There was a time, not so long ago, when American business in particular was unwilling to invest in a country with a 35- hour working week and a reputation for endless lunch breaks and union militancy.
There was also the fact that high pay-roll taxes (to fund pensions and other social benefits) made the cost of employing a French man or woman much higher than the cost of employing a German or a Briton. French employment law was complicated and made it difficult to fire someone on a long-term contract or to use short-term labour.
Little by little in the last ten years, starting timidly under President Nicolas Sarkozy, these things have changed. Employment law has been simplified; pay-roll taxes have been reduced.
That process continued under President François Hollande (when Emmanuel Macron was his finance minister) – to the fury of many on the Left. The changes have accelerated under President Macron.
Arguments can be made that business has not played the game fully and has pocketed some of the benefits. It is also true that the cost of employing someone in France remains higher than in many other EU countries.

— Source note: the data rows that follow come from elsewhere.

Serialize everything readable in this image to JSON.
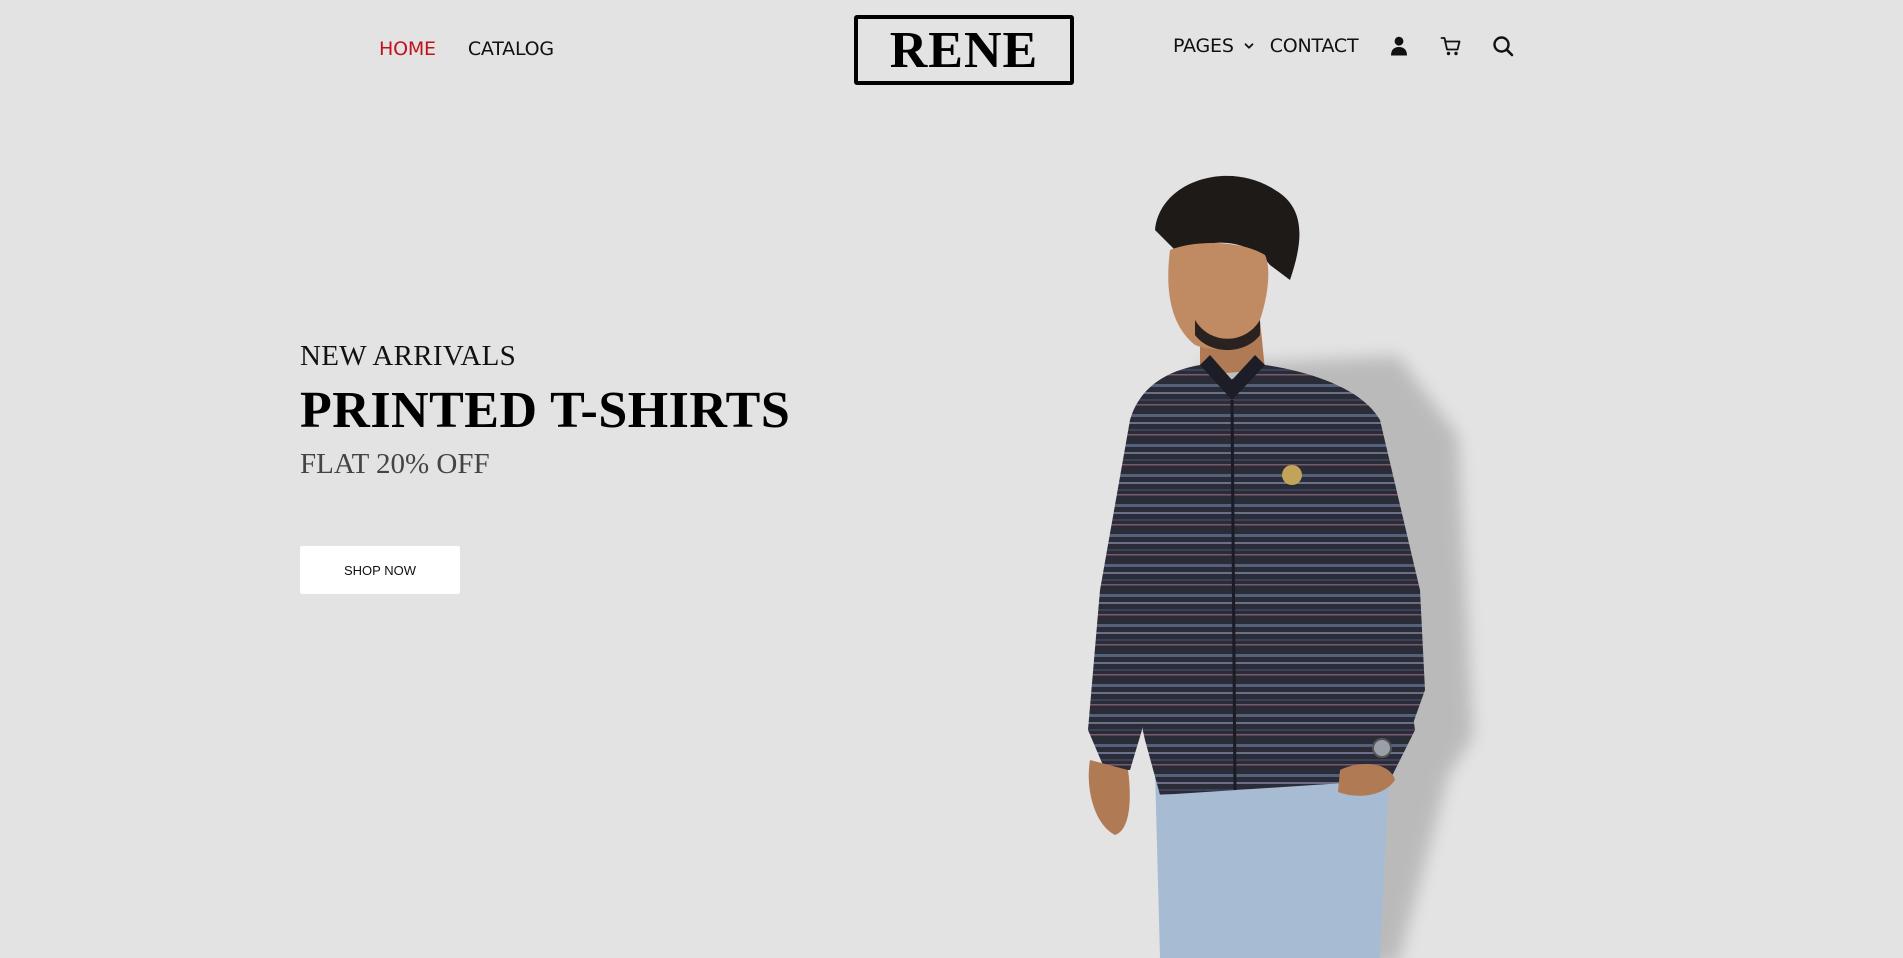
{
  "header": {
    "nav_left": [
      {
        "label": "HOME",
        "active": true
      },
      {
        "label": "CATALOG",
        "active": false
      }
    ],
    "logo": "RENE",
    "nav_right": {
      "pages_label": "PAGES",
      "contact_label": "CONTACT"
    },
    "icons": [
      "user-icon",
      "cart-icon",
      "search-icon",
      "chevron-down-icon"
    ],
    "active_color": "#c0121a"
  },
  "hero": {
    "eyebrow": "NEW ARRIVALS",
    "headline": "PRINTED T-SHIRTS",
    "offer": "FLAT 20% OFF",
    "cta_label": "SHOP NOW",
    "background_color": "#e3e3e3"
  },
  "model": {
    "shirt_color": "#2a2c38",
    "jeans_color": "#a7bcd3"
  }
}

Nonetheless, unemployment has fallen in the last six years from around 9 percent to 7.1 percent (or according to the OECD 6.9 percent). France, in terms of cash investment but not yet the number of jobs created, has become the most attractive country in the EU for foreign investors.
The green industry law published this week aims to consolidate these gains. There will be €7 billion in grants and tax-breaks for investment in the so-called industries of the future, including new batteries, heat-pumps, wind and solar-power.
The typical period for granting permission for a new factory will be reduced from 17 months to nine; there will be new training programs for technicians and engineers.
Crucially, there will also be a shift in state aid policy for electric cars and other ‘ecologically’ friendly products to ensure that French retail subsidies are denied to foreign manufacturers (such as Chinese car-makers) unless they observe EU environmental regulations. Protectionism? Perhaps, but also common-sense.
It is possible to criticise the green industry law for its imprecision and its relative lack of ambition. It is nonetheless a welcome new step towards the recreation of a balanced economy in France – less dependent on services, luxury goods and tourism and better able to generate more-than-minimum wages.
One of the underlying causes of the Gilets Jaunes provincial revolt of 2018-9 was the obliteration of local sources of prosperity and pride. France’s big industries – aviation, cars, trains, weapons – have largely survived the manufacturing holocaust in the last 25 years. Thousands of small and medium factories have vanished.
The reaction of opposition parties to this “good news” has been interesting. Jean-Luc Mélenchon of the hard left La France Insoumise dismissed the Choose France investment conference for world business leaders this week as Macron hob-nobbing with “les riches” in Versailles.
Other left-wing leaders said it was just blah-blah to try and distract the country from Macron’s pension reform.
The job of the opposition is not to praise the government. All the same, there is a large part of the French Left – and the Far Right – which detests all glimmers of national success and prefers to surf on failure.
They may yet get their wish. It appears that the four months of strikes and street protests against pension reform – and the publicity given to the violence of a minority – have dampened foreign investors’ enthusiasm.
President Macron denied that there had been any impact during his TF1 TV interview on Monday. The French media reports that long-term investor inquiries have fallen by one third.